Strobel’s discovery came unexpectedly when he discovered a fungus in the Ulmo tree in the Patagonia rainforest. Strobel and colleagues cultured the organism, collected the gaseous compounds it produced, and ran the compounds through a mass spectrometer to identify them. When he saw the printout, Strobel says, “every hair on my body stood up.” The list included octane, 1-octene, heptane, 2-methyl, and hexadecane—all common components of diesel fuels.
Although other microbes are known to make individual volatile hydrocarbons common in fuels, Strobel says none can match the synthetic repertoire of G. roseum, which makes a staggering 55 volatile hydrocarbons: “No one has ever observed anything like this with any microbe before.”
Strobel and his colleagues also cultured G. roseum by feeding it cellulosic biomass like that from agricultural wastes, although the yield of volatile hydrocarbons declined. Even if the bug turns out not to produce fuels economically, however, renewable-fuel companies are likely to try to adopt its synthetic prowess to boost the biofuel output of their own organisms.
“In fact, the genes of the fungus are just as useful as the fungus itself in the development of new biofuels.”
“We were very excited to discover that G. roseum can digest cellulose. Although the fungus makes less myco-diesel when it feeds on cellulose compared to sugars, new developments in fermentation technology and genetic manipulation could help improve the yield,” said Professor Strobel. “In fact, the genes of the fungus are just as useful as the fungus itself in the development of new biofuels.”

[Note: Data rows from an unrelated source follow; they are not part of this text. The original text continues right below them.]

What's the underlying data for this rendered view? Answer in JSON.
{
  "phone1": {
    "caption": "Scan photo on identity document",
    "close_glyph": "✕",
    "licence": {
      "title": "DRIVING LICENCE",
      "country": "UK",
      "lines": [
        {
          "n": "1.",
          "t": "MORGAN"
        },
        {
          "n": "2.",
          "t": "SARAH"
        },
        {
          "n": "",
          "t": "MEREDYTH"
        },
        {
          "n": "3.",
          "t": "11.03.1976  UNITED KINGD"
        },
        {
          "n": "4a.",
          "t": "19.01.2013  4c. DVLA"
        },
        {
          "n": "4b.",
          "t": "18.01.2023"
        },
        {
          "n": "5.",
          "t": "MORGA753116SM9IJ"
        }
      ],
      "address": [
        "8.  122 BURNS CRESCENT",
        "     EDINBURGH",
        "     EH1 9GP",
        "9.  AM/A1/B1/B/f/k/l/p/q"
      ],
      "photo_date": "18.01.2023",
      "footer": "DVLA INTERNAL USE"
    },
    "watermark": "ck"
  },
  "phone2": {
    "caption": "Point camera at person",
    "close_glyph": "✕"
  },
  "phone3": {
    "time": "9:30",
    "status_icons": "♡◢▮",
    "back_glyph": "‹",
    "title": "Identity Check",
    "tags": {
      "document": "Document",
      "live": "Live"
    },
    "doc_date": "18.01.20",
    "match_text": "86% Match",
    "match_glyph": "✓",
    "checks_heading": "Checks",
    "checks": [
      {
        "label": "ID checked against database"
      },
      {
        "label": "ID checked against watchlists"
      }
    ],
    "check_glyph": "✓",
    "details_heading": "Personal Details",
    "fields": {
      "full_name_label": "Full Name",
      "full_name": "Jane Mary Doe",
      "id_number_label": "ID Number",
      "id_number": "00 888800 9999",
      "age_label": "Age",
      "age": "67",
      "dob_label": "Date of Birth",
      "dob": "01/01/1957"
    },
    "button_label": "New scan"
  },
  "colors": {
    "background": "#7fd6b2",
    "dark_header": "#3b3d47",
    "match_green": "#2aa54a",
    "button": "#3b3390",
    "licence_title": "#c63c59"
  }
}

“When crops are used to make biofuel they have to be processed before they can be turned into useful compounds by microbes,” said Strobel. “G. roseum can make myco-diesel directly from cellulose, the main compound found in plants and paper. This means if the fungus was used to make fuel, a step in the production process could be skipped.”
Strobel is currently working with his son, Scott, an enzymologist at Yale University, and other researchers to sequence G. roseum’s complete genome and identify its component enzymes.
“The discovery also questions our knowledge of the way fossil fuels are made. The accepted theory is that crude oil, which is used to make diesel, is formed from the remains of dead plants and animals that have been exposed to heat and pressure for millions of years,” said Professor Strobel. “If fungi like this are producing myco-diesel all over the rainforest, they may have contributed to the formation of fossil fuels.”
Society for General Microbiology
“The production of myco-diesel hydrocarbons and their derivatives by the endophytic fungus Gliocladium roseum (NRRL 50072)” read article